ACTION ITEM:
I need each line of the entries below that includes the string "icon".

____________________

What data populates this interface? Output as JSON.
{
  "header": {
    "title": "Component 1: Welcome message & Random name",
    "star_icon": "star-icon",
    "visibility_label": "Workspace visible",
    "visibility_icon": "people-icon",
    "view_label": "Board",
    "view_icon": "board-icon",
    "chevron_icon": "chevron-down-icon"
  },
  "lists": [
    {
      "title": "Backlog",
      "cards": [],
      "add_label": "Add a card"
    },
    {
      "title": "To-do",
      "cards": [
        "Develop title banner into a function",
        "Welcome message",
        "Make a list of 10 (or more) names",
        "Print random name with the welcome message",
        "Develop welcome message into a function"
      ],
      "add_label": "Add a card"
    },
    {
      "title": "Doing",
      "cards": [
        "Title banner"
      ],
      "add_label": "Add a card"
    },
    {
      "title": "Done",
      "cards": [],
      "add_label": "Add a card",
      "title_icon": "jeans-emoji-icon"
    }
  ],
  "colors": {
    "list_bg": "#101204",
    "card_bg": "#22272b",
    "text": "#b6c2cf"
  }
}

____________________

SOLUTION BELOW:
    "star_icon": "star-icon",
    "visibility_icon": "people-icon",
    "view_icon": "board-icon",
    "chevron_icon": "chevron-down-icon"
      "title_icon": "jeans-emoji-icon"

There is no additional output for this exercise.